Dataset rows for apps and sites

###

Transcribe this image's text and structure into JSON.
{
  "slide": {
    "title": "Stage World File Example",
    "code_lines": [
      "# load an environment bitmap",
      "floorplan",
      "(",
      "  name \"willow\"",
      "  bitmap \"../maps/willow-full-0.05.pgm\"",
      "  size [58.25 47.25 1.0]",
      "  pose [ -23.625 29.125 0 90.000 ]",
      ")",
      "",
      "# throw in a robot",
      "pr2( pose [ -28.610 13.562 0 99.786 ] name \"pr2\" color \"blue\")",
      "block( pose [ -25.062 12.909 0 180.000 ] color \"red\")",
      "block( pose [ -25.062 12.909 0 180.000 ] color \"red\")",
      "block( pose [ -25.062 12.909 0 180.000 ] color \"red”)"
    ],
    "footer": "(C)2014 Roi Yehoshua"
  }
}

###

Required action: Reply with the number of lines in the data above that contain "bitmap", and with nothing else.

Expected answer: 2